Benedict Lopez catches up with the face of Patriot, retired Brigadier General Mohd Arshad Raji, to find out what drove these ex-service personnel to step forward.
Soldiers are instilled with values such as loyalty and allegiance to the Constitution, serving with honour and integrity and selfless service in defending the country. Their virtues among others include bravery, courage and patriotism.
Foreign and Malaysian soldiers served our country gallantly, especially during World War Two and the communist insurgency (1948-1969). Many made the supreme sacrifice: giving their lives for the country.
The cemeteries in Taiping and Batu Gajah are filled with the names of our fallen heroes. We owe them a debt of gratitude for the peace and freedom we enjoy today.
Many of our soldiers upon retirement choose to live a quiet life, often with a sense of fulfilment about their contributions towards the country. Some take on part-time jobs to keep themselves occupied, also spending their time in other forms of recreational activities like golfing, farming and fishing.
But there are a few who feel compelled to voice out their concerns and anxieties about issues confronting the nation.
Retired Brigadier General Mohd Arshad Raji is one such soldier who has remained steadfast, this time on a different kind of national service for the country: highlighting issues of critical public interest that are close to his heart.
Through the much-respected association he leads, the National Patriots Association or Patriot for short, he voices out the association’s views on a broad spectrum of issues.
Arshad does not mince his words in Patriot’s media releases, always candid and forthright on any issue he feels needs to be addressed. In these releases, he explains his uneasiness without fear or favour. Perhaps this disciplined, fearless approach stems from his long career in the army.
I first met Arshad at a friend’s 70th birthday party last December and chatted with him briefly about national issues. Even during this short conversation, his deep concern for the country was evident.
Recently, I caught up with him for a heart-to-heart talk at Patriot’s office in the Subang Business Centre, about 20km from Kuala Lumpur.
Patriot has a modest office, consisting of a small hall and a meeting room. Conspicuous in both places are photos of the founding fathers of the nation, the fourth and seventh prime minister Dr Mahathir Mohamad, army veterans and events depicting Malaysia’s multi-racial mosaic.
Born in 1943 in a small village in Ulu Langat, Selangor, Arshad studied at the Maxwell Road School in Kuala Lumpur.
Like his father before him, he began his career as a civil servant in the Prime Minister’s Department in Kuala Lumpur in 1963.
He was influenced to join the army in 1965 upon meeting the late General Tuanku Osman Jewa, the first Malaysian Armed Forces chief of staff who was a frequent visitor to the Prime Minister’s Department.
Upon completion of his army training at the then Federal Military College in Port Dickson, Arshad’s first posting was to the 6 Battalion, Royal Malay Regiment (first unit 6 Brigade) in Sungai Petani.
Arshad recalls the 1970s as the most challenging period of his army career as “the communist insurgency was still very much prevalent in the country”.

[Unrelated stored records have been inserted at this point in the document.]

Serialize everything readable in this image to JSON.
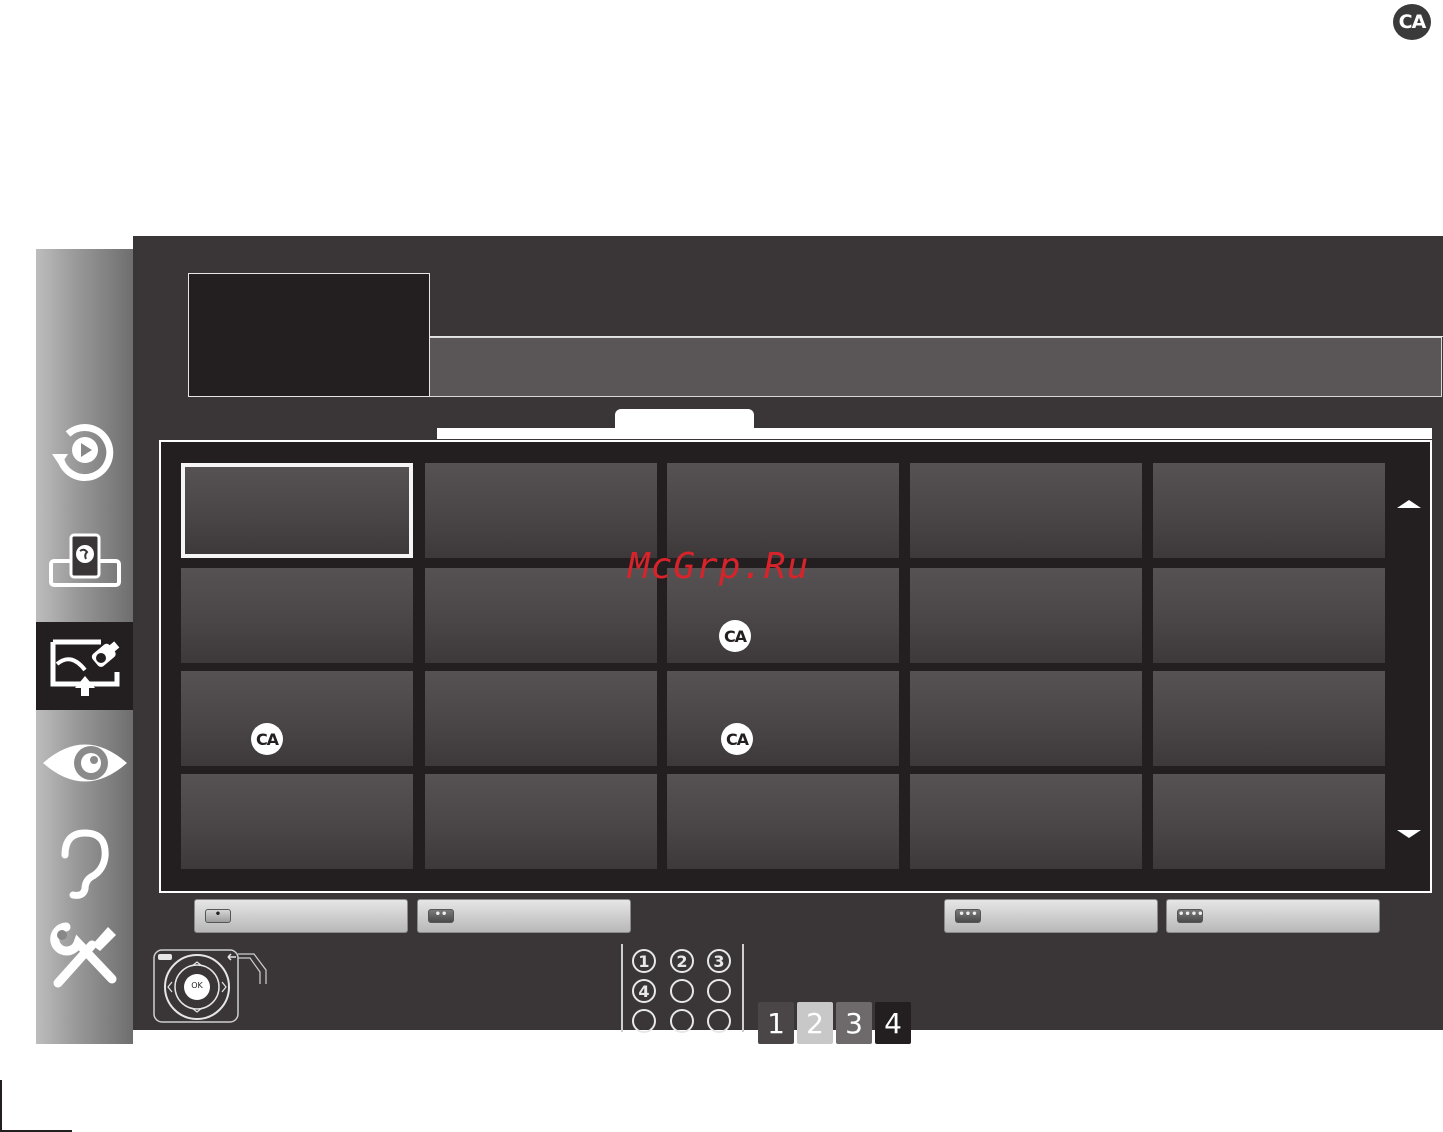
{
  "page_badge": "CA",
  "sidebar": {
    "items": [
      {
        "name": "media-playback",
        "icon": "play-circle-icon",
        "active": false
      },
      {
        "name": "internet",
        "icon": "globe-devices-icon",
        "active": false
      },
      {
        "name": "source",
        "icon": "antenna-cable-icon",
        "active": true
      },
      {
        "name": "picture",
        "icon": "eye-icon",
        "active": false
      },
      {
        "name": "sound",
        "icon": "ear-icon",
        "active": false
      },
      {
        "name": "settings",
        "icon": "tools-icon",
        "active": false
      }
    ]
  },
  "grid": {
    "ca_label": "CA",
    "selected_cell": "r0c0",
    "ca_cells": [
      "r1c2",
      "r2c0",
      "r2c2"
    ]
  },
  "color_buttons": [
    {
      "key": "red",
      "dots": "•"
    },
    {
      "key": "green",
      "dots": "••"
    },
    {
      "key": "yellow",
      "dots": "•••"
    },
    {
      "key": "blue",
      "dots": "••••"
    }
  ],
  "remote": {
    "ok_label": "OK"
  },
  "keypad": {
    "keys": [
      "1",
      "2",
      "3",
      "4",
      "",
      "",
      "",
      "",
      ""
    ]
  },
  "page_tabs": [
    "1",
    "2",
    "3",
    "4"
  ],
  "watermark": "McGrp.Ru",
  "colors": {
    "screen_bg": "#3a3637",
    "grid_bg": "#231f20",
    "cell": "#4a4647",
    "highlight": "#ffffff",
    "watermark": "#d8232a"
  }
}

The brigadier general retired from the army in 1998, after completing 32 years of service.
Upon retirement from the army, Arshad worked with a friend for six years before calling it quits to lead a relatively quiet life.
But national service beckoned once again and Arshad and his ex-servicemen friends decided to step up to the plate after witnessing scandals like 1MDB plaguing the country. The formation of Patriot on 21 May 2017 served as a platform for these ex-servicemen to express their apprehensions on behalf of the people of this country.

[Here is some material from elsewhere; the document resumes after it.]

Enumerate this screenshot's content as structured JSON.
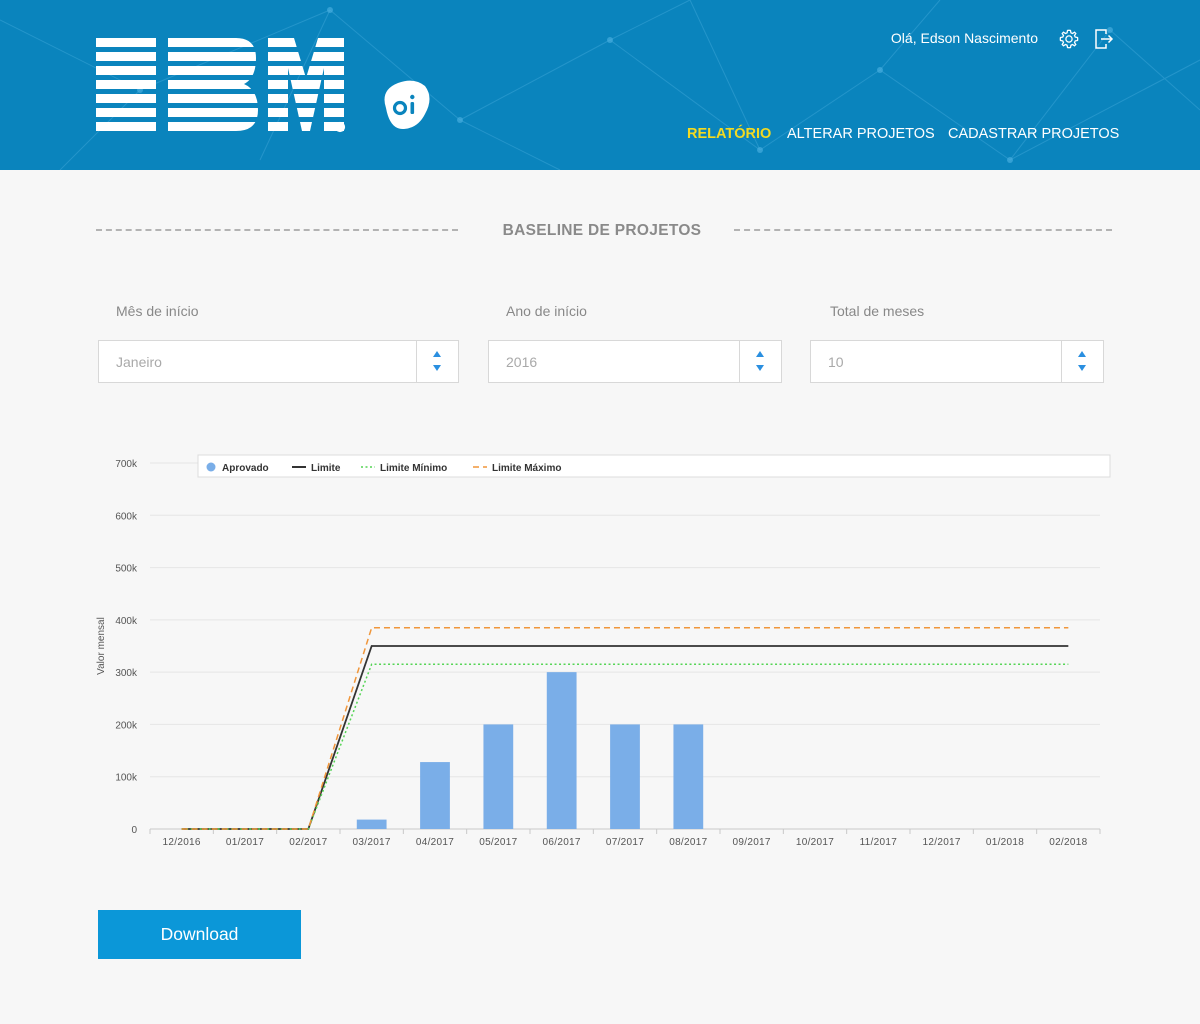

Age has not mellowed down Arshad, who still feels he has to do his part for a better Malaysia. Now a septuagenarian, he draws his motivation and strength to persevere from friends and like-minded Malaysians. He stresses that Patriot is an apolitical NGO with committed objectives.

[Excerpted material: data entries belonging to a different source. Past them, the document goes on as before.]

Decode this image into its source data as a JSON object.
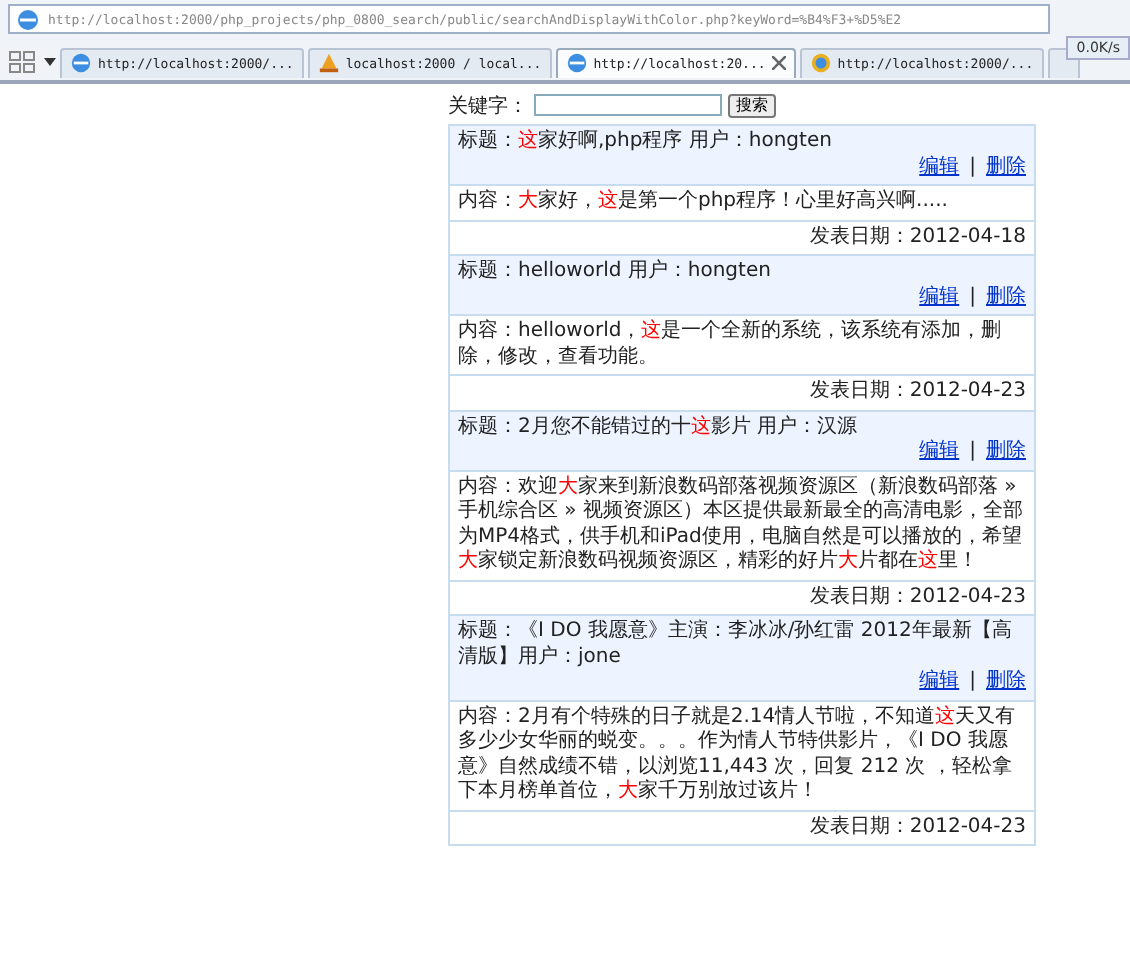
{
  "address_bar": {
    "url": "http://localhost:2000/php_projects/php_0800_search/public/searchAndDisplayWithColor.php?keyWord=%B4%F3+%D5%E2"
  },
  "speed_widget": {
    "text": "0.0K/s"
  },
  "tabs": [
    {
      "title": "http://localhost:2000/...",
      "selected": false
    },
    {
      "title": "localhost:2000 / local...",
      "selected": false
    },
    {
      "title": "http://localhost:20...",
      "selected": true
    },
    {
      "title": "http://localhost:2000/...",
      "selected": false
    }
  ],
  "search": {
    "label": "关键字：",
    "button": "搜索"
  },
  "posts": [
    {
      "title": "标题：**这**家好啊,php程序 用户：hongten",
      "edit": "编辑",
      "separator": "|",
      "delete": "删除",
      "content": "内容：**大**家好，**这**是第一个php程序！心里好高兴啊.....",
      "date": "发表日期：2012-04-18"
    },
    {
      "title": "标题：helloworld 用户：hongten",
      "edit": "编辑",
      "separator": "|",
      "delete": "删除",
      "content": "内容：helloworld，**这**是一个全新的系统，该系统有添加，删除，修改，查看功能。",
      "date": "发表日期：2012-04-23"
    },
    {
      "title": "标题：2月您不能错过的十**这**影片 用户：汉源",
      "edit": "编辑",
      "separator": "|",
      "delete": "删除",
      "content": "内容：欢迎**大**家来到新浪数码部落视频资源区（新浪数码部落 » 手机综合区 » 视频资源区）本区提供最新最全的高清电影，全部为MP4格式，供手机和iPad使用，电脑自然是可以播放的，希望**大**家锁定新浪数码视频资源区，精彩的好片**大**片都在**这**里！",
      "date": "发表日期：2012-04-23"
    },
    {
      "title": "标题：《I DO 我愿意》主演：李冰冰/孙红雷 2012年最新【高清版】用户：jone",
      "edit": "编辑",
      "separator": "|",
      "delete": "删除",
      "content": "内容：2月有个特殊的日子就是2.14情人节啦，不知道**这**天又有多少少女华丽的蜕变。。。作为情人节特供影片，《I DO 我愿意》自然成绩不错，以浏览11,443 次，回复 212 次 ，轻松拿下本月榜单首位，**大**家千万别放过该片！",
      "date": "发表日期：2012-04-23"
    }
  ]
}
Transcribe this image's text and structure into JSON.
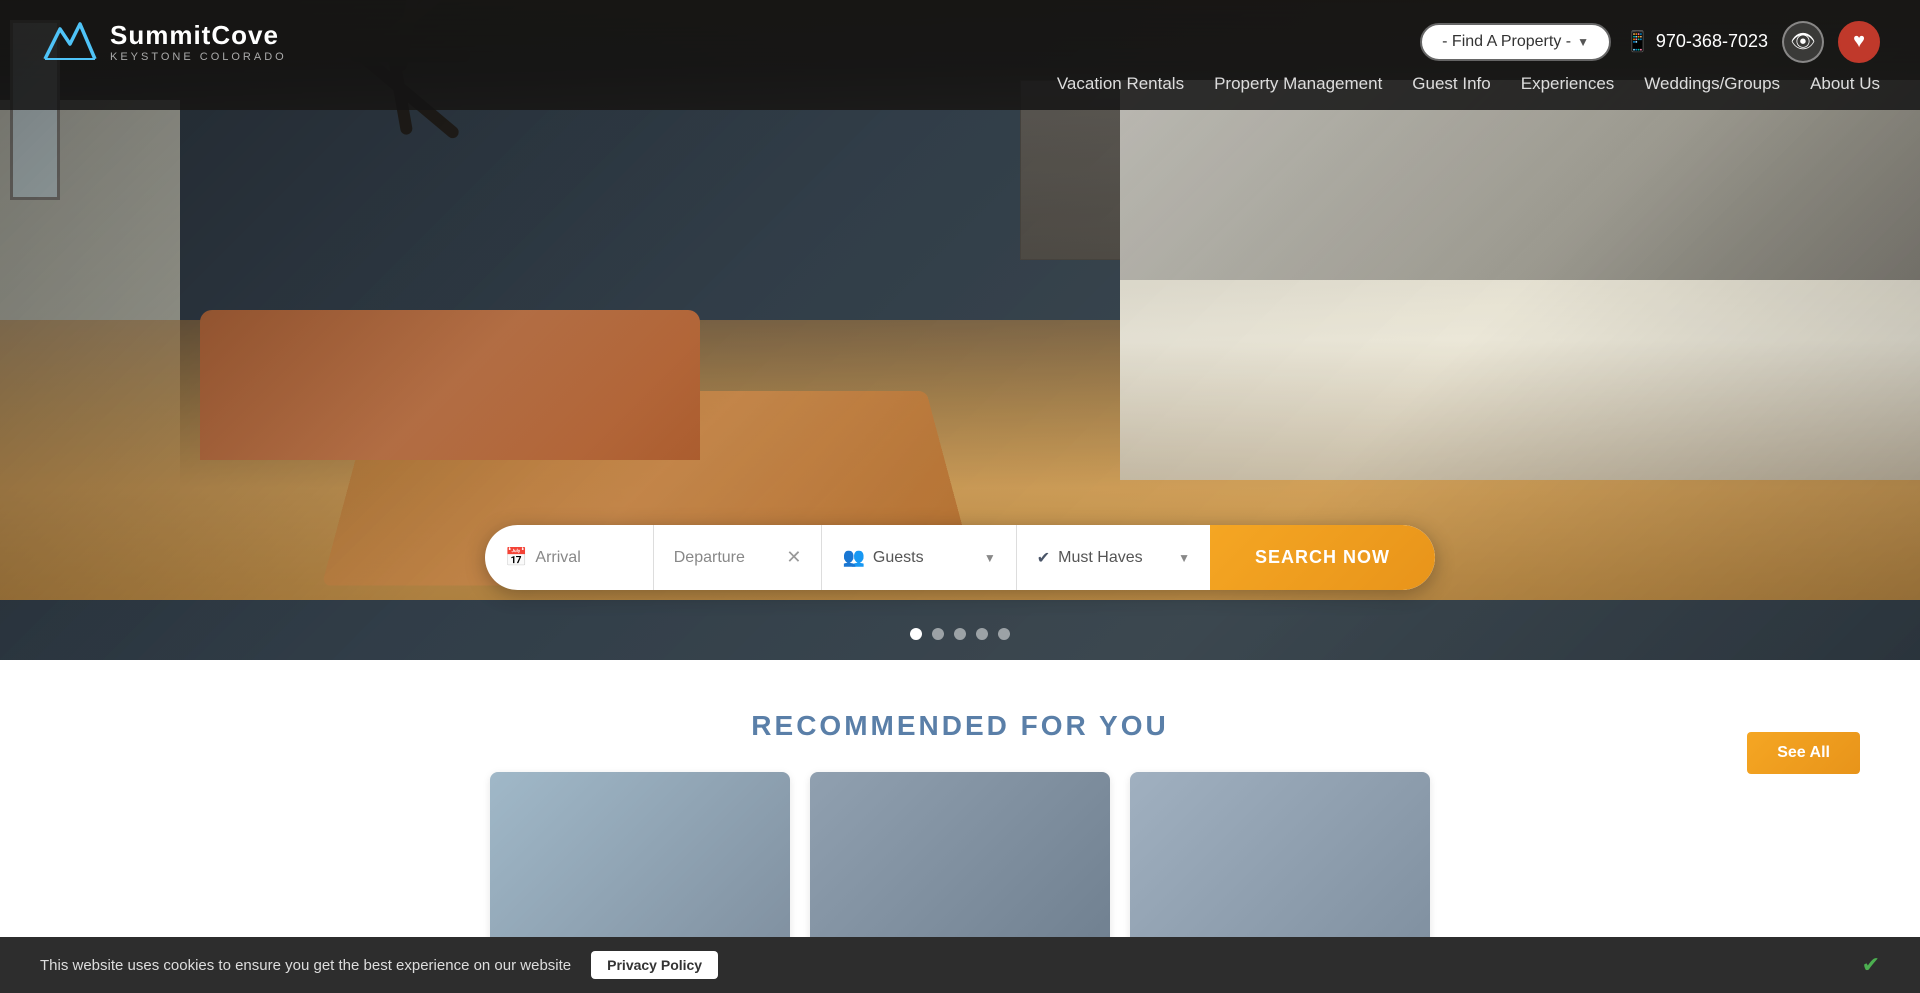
{
  "site": {
    "name": "SummitCove",
    "tagline": "Keystone Colorado",
    "phone": "970-368-7023"
  },
  "header": {
    "find_property_btn": "- Find A Property -",
    "nav": {
      "vacation_rentals": "Vacation Rentals",
      "property_management": "Property Management",
      "guest_info": "Guest Info",
      "experiences": "Experiences",
      "weddings_groups": "Weddings/Groups",
      "about_us": "About Us"
    }
  },
  "hero": {
    "search": {
      "arrival_placeholder": "Arrival",
      "departure_placeholder": "Departure",
      "guests_placeholder": "Guests",
      "must_haves_placeholder": "Must Haves",
      "search_button": "SEARCH NOW"
    },
    "slides": [
      1,
      2,
      3,
      4,
      5
    ],
    "active_slide": 0
  },
  "recommended": {
    "title": "RECOMMENDED FOR YOU",
    "see_all_label": "See All"
  },
  "cookie": {
    "message": "This website uses cookies to ensure you get the best experience on our website",
    "privacy_policy_btn": "Privacy Policy"
  }
}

When pressed for his views on the performance of the current Pakatan Harapan government, Arshad feels they are moving in the right direction. In a recent address at a listed company, Arshad outlined Patriot’s primary objective: seeing the people “live in harmony and united in the belief that this country belongs to all of them”.
Patriot espouses the views of many moderate peace-loving Malaysians, who make up the majority of our people. The forces of good can be found among this majority, but regrettably it is the minority trouble-makers who often steal the limelight. With their nefarious antics, they are continually trying to create a chasm among the people by using racial and religious rhetoric.
The government must heed the apprehensions of these ex-servicemen if the nation is to advance politically and socially. In particular, it has to address the trepidations of the silent majority.